Potential Contribution of the Social Representations Theory to HIV Prevention in Uganda: Theoretical and Empirical Issues
Behavioural change responses to prevent HIV known as ABC (A= Abstinence; B=be Faithful;
C=Condom use) in Uganda are widely acclaimed nationally and internationally. However, to
date little is known about the mechanisms by which behavioural changes occur, specifically
among traditionally high-risk groups like sex workers. Despite possessing accurate knowledge
about ABC, these groups experience very high rates of HIV infection still unexplained
empirically. Based on a literature review, this paper proposes that the social representations
theory (SRT) can inform research into the mechanisms of behavioural change, particularly
social representations or worldviews underlying local sexual practices. This understanding can
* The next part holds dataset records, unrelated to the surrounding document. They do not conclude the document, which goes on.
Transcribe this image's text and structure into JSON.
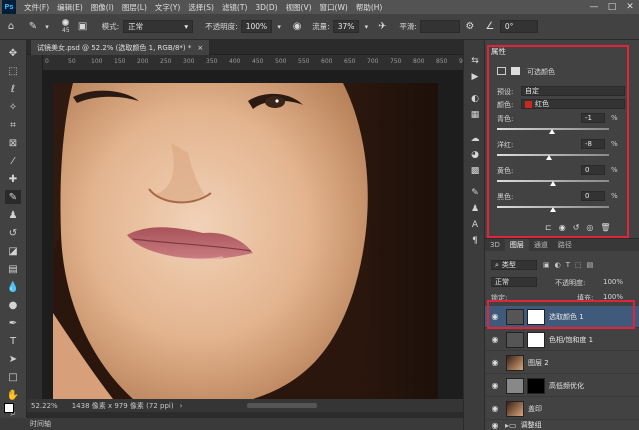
{
  "menu": {
    "app_logo": "Ps",
    "items": [
      "文件(F)",
      "编辑(E)",
      "图像(I)",
      "图层(L)",
      "文字(Y)",
      "选择(S)",
      "滤镜(T)",
      "3D(D)",
      "视图(V)",
      "窗口(W)",
      "帮助(H)"
    ],
    "win_min": "—",
    "win_max": "□",
    "win_close": "✕"
  },
  "options": {
    "brush_size": "45",
    "mode_label": "模式:",
    "mode_value": "正常",
    "opacity_label": "不透明度:",
    "opacity_value": "100%",
    "flow_label": "流量:",
    "flow_value": "37%",
    "smooth_label": "平滑:",
    "angle_value": "0°"
  },
  "document": {
    "tab_title": "试镜美女.psd @ 52.2% (选取颜色 1, RGB/8*) *",
    "close": "×"
  },
  "ruler": [
    "0",
    "50",
    "100",
    "150",
    "200",
    "250",
    "300",
    "350",
    "400",
    "450",
    "500",
    "550",
    "600",
    "650",
    "700",
    "750",
    "800",
    "850",
    "900"
  ],
  "status": {
    "zoom": "52.22%",
    "doc_info": "1438 像素 x 979 像素 (72 ppi)"
  },
  "timeline_label": "时间轴",
  "properties": {
    "title": "属性",
    "subtitle": "可选颜色",
    "preset_label": "预设:",
    "preset_value": "自定",
    "colors_label": "颜色:",
    "colors_value": "红色",
    "colors_swatch": "#c8281e",
    "sliders": [
      {
        "label": "青色:",
        "value": "-1",
        "unit": "%",
        "level": -1
      },
      {
        "label": "洋红:",
        "value": "-8",
        "unit": "%",
        "level": -8
      },
      {
        "label": "黄色:",
        "value": "0",
        "unit": "%",
        "level": 0
      },
      {
        "label": "黑色:",
        "value": "0",
        "unit": "%",
        "level": 0
      }
    ]
  },
  "layers": {
    "tabs": [
      "3D",
      "图层",
      "通道",
      "路径"
    ],
    "filter_label": "类型",
    "blend_mode": "正常",
    "opacity_label": "不透明度:",
    "opacity_value": "100%",
    "lock_label": "锁定:",
    "fill_label": "填充:",
    "fill_value": "100%",
    "items": [
      {
        "name": "选取颜色 1",
        "selected": true
      },
      {
        "name": "色相/饱和度 1",
        "selected": false
      },
      {
        "name": "图层 2",
        "selected": false
      },
      {
        "name": "高低频优化",
        "selected": false
      },
      {
        "name": "盖印",
        "selected": false
      },
      {
        "name": "调整组",
        "selected": false
      }
    ]
  },
  "accent_red": "#e0243a"
}
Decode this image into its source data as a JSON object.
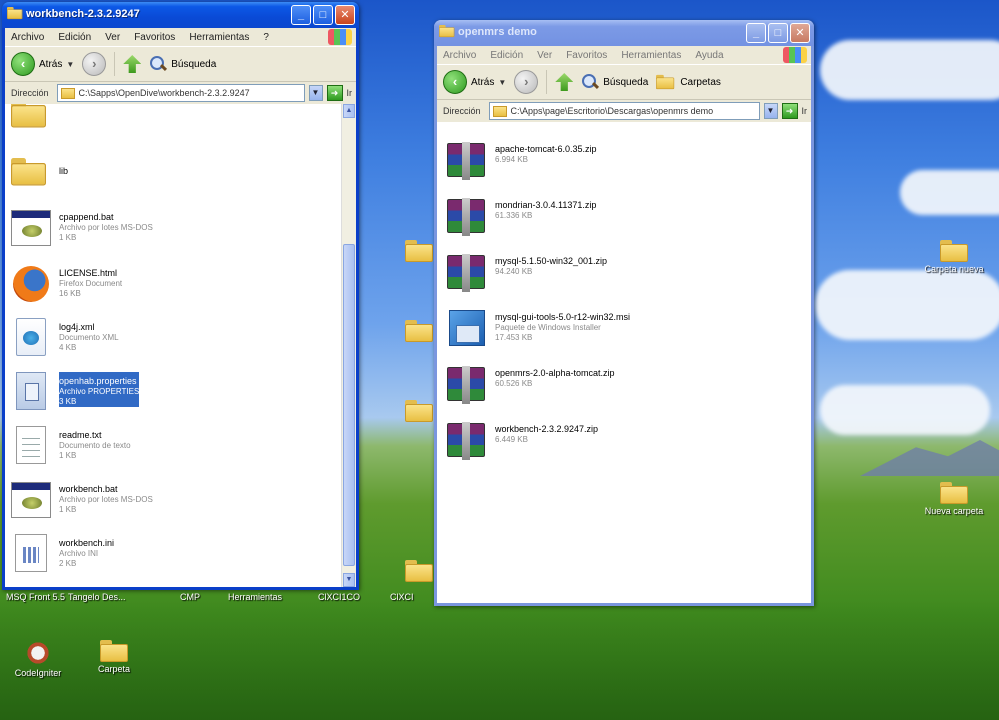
{
  "desktop": {
    "icons": [
      {
        "label": ""
      },
      {
        "label": ""
      },
      {
        "label": ""
      },
      {
        "label": ""
      },
      {
        "label": "Carpeta nueva"
      },
      {
        "label": "Nueva carpeta"
      },
      {
        "label": "CodeIgniter"
      },
      {
        "label": "Carpeta"
      }
    ],
    "strip": [
      "MSQ Front 5.5",
      "Tangelo Des...",
      "CMP",
      "Herramientas",
      "ClXCI1CO",
      "ClXCI"
    ]
  },
  "left_window": {
    "title": "workbench-2.3.2.9247",
    "menu": [
      "Archivo",
      "Edición",
      "Ver",
      "Favoritos",
      "Herramientas",
      "?"
    ],
    "toolbar": {
      "back_label": "Atrás",
      "search_label": "Búsqueda"
    },
    "address": {
      "label": "Dirección",
      "path": "C:\\Sapps\\OpenDive\\workbench-2.3.2.9247",
      "go_label": "Ir"
    },
    "files": [
      {
        "name": "",
        "meta1": "",
        "meta2": "",
        "icon": "folder-icon"
      },
      {
        "name": "lib",
        "meta1": "",
        "meta2": "",
        "icon": "folder-icon"
      },
      {
        "name": "cpappend.bat",
        "meta1": "Archivo por lotes MS-DOS",
        "meta2": "1 KB",
        "icon": "batch-file-icon"
      },
      {
        "name": "LICENSE.html",
        "meta1": "Firefox Document",
        "meta2": "16 KB",
        "icon": "firefox-document-icon"
      },
      {
        "name": "log4j.xml",
        "meta1": "Documento XML",
        "meta2": "4 KB",
        "icon": "xml-document-icon"
      },
      {
        "name": "openhab.properties",
        "meta1": "Archivo PROPERTIES",
        "meta2": "3 KB",
        "icon": "properties-file-icon"
      },
      {
        "name": "readme.txt",
        "meta1": "Documento de texto",
        "meta2": "1 KB",
        "icon": "text-file-icon"
      },
      {
        "name": "workbench.bat",
        "meta1": "Archivo por lotes MS-DOS",
        "meta2": "1 KB",
        "icon": "batch-file-icon"
      },
      {
        "name": "workbench.ini",
        "meta1": "Archivo INI",
        "meta2": "2 KB",
        "icon": "config-file-icon"
      }
    ]
  },
  "right_window": {
    "title": "openmrs demo",
    "menu": [
      "Archivo",
      "Edición",
      "Ver",
      "Favoritos",
      "Herramientas",
      "Ayuda"
    ],
    "toolbar": {
      "back_label": "Atrás",
      "search_label": "Búsqueda",
      "folders_label": "Carpetas"
    },
    "address": {
      "label": "Dirección",
      "path": "C:\\Apps\\page\\Escritorio\\Descargas\\openmrs demo",
      "go_label": "Ir"
    },
    "files": [
      {
        "name": "apache-tomcat-6.0.35.zip",
        "meta": "6.994 KB",
        "icon": "winrar-archive-icon"
      },
      {
        "name": "mondrian-3.0.4.11371.zip",
        "meta": "61.336 KB",
        "icon": "winrar-archive-icon"
      },
      {
        "name": "mysql-5.1.50-win32_001.zip",
        "meta": "94.240 KB",
        "icon": "winrar-archive-icon"
      },
      {
        "name": "mysql-gui-tools-5.0-r12-win32.msi",
        "meta": "Paquete de Windows Installer",
        "meta2": "17.453 KB",
        "icon": "installer-package-icon"
      },
      {
        "name": "openmrs-2.0-alpha-tomcat.zip",
        "meta": "60.526 KB",
        "icon": "winrar-archive-icon"
      },
      {
        "name": "workbench-2.3.2.9247.zip",
        "meta": "6.449 KB",
        "icon": "winrar-archive-icon"
      }
    ]
  }
}
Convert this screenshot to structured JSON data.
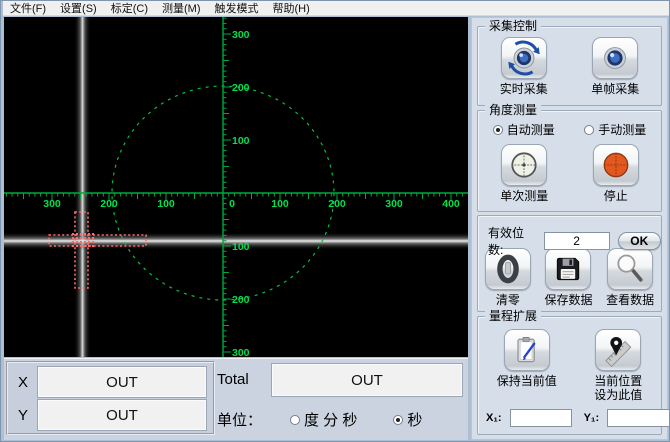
{
  "menu": {
    "items": [
      "文件(F)",
      "设置(S)",
      "标定(C)",
      "测量(M)",
      "触发模式",
      "帮助(H)"
    ]
  },
  "display": {
    "x_axis_labels": [
      {
        "text": "300",
        "u": -300
      },
      {
        "text": "200",
        "u": -200
      },
      {
        "text": "100",
        "u": -100
      },
      {
        "text": "0",
        "u": 0
      },
      {
        "text": "100",
        "u": 100
      },
      {
        "text": "200",
        "u": 200
      },
      {
        "text": "300",
        "u": 300
      },
      {
        "text": "400",
        "u": 400
      }
    ],
    "y_axis_labels": [
      {
        "text": "300",
        "u": 300
      },
      {
        "text": "200",
        "u": 200
      },
      {
        "text": "100",
        "u": 100
      },
      {
        "text": "100",
        "u": -100
      },
      {
        "text": "200",
        "u": -200
      },
      {
        "text": "300",
        "u": -300
      }
    ],
    "circle_radius_units": 200,
    "colors": {
      "grid": "#00a93a",
      "labels": "#00e04f",
      "circle": "#00c040",
      "beam_core": "#ededed",
      "marker": "#ff6b6b"
    }
  },
  "right_panel": {
    "capture_group": {
      "title": "采集控制",
      "buttons": [
        {
          "label": "实时采集"
        },
        {
          "label": "单帧采集"
        }
      ]
    },
    "angle_group": {
      "title": "角度测量",
      "radios": [
        {
          "label": "自动测量",
          "selected": true
        },
        {
          "label": "手动测量",
          "selected": false
        }
      ],
      "buttons": [
        {
          "label": "单次测量"
        },
        {
          "label": "停止"
        }
      ]
    },
    "digits_group": {
      "label": "有效位数:",
      "value": "2",
      "ok_label": "OK",
      "buttons": [
        {
          "label": "清零"
        },
        {
          "label": "保存数据"
        },
        {
          "label": "查看数据"
        }
      ]
    },
    "range_group": {
      "title": "量程扩展",
      "buttons": [
        {
          "label": "保持当前值",
          "label2": ""
        },
        {
          "label": "当前位置",
          "label2": "设为此值"
        }
      ],
      "x1_label": "X₁:",
      "y1_label": "Y₁:",
      "x1_value": "",
      "y1_value": ""
    }
  },
  "bottom_panel": {
    "x_label": "X",
    "x_value": "OUT",
    "y_label": "Y",
    "y_value": "OUT",
    "total_label": "Total",
    "total_value": "OUT",
    "unit_label": "单位：",
    "unit_options": [
      {
        "label": "度 分 秒",
        "selected": false
      },
      {
        "label": "秒",
        "selected": true
      }
    ]
  }
}
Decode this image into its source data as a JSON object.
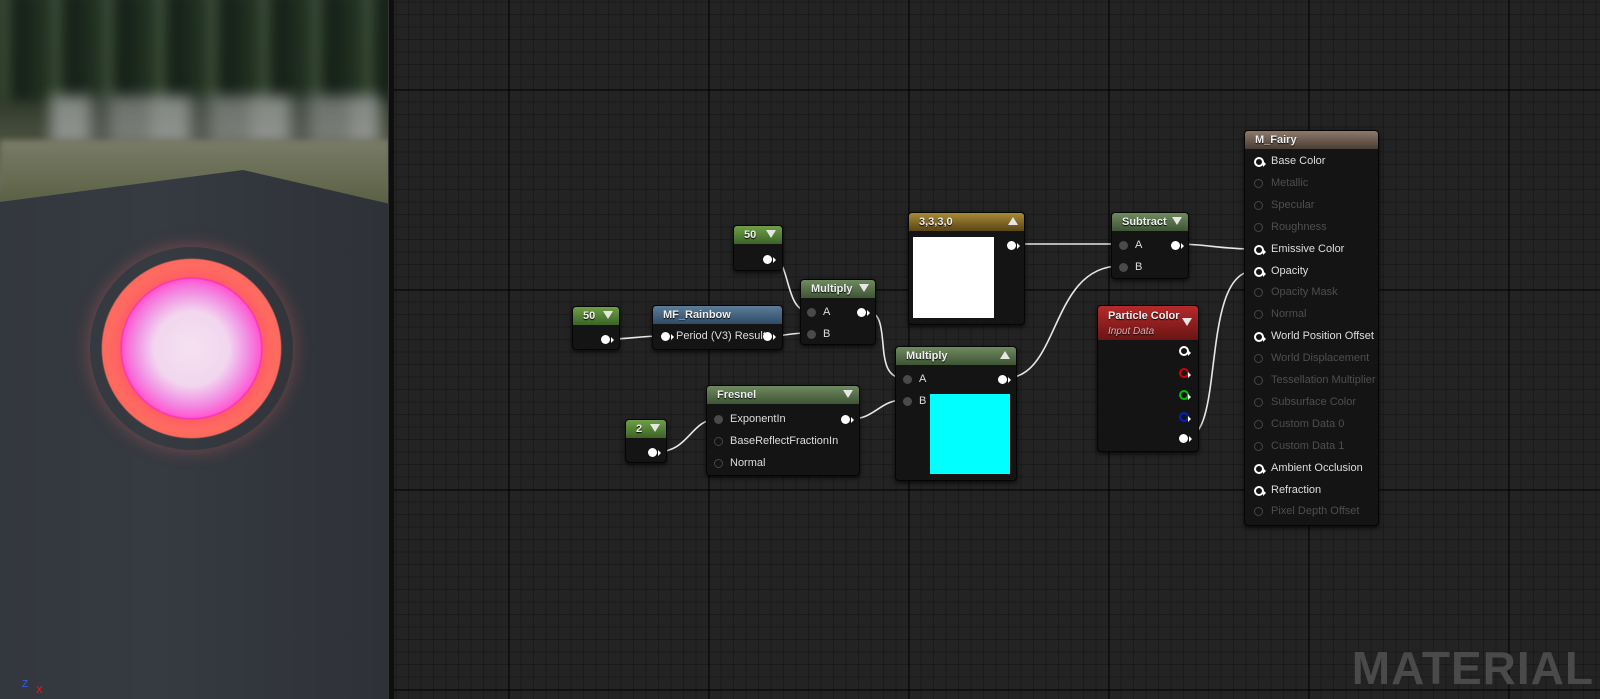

improve efforts in non-European contexts seeking to motivate individual competencies to
change risky sexual attitudes and relations. Existing HIV approaches study mainly interindividual
cognitive differences regarding HIV responses creating theoretical and empirical
problems obscuring the analysis of culturally sensitive meanings shaping local competence in
real world conditions. SRT, which primarily analyses the mechanisms through which scientific
ideas like ABC are translated into ordinary thinking, can inform empirical investigations about
worldviews shaping meanings that enhance or discourage changing risky sexual relations.
Researchers can develop tools to operationalise the social and cognitive aspects of SRT to
improve understandings of behavioural change processes and enhance the efficacy of ABC.
Despite limitations, SRT opens up a wider space for social research regarding behavioural
change responses, key to HIV prevention in countries facing extreme poverty and very high
birth rates, particularly Uganda.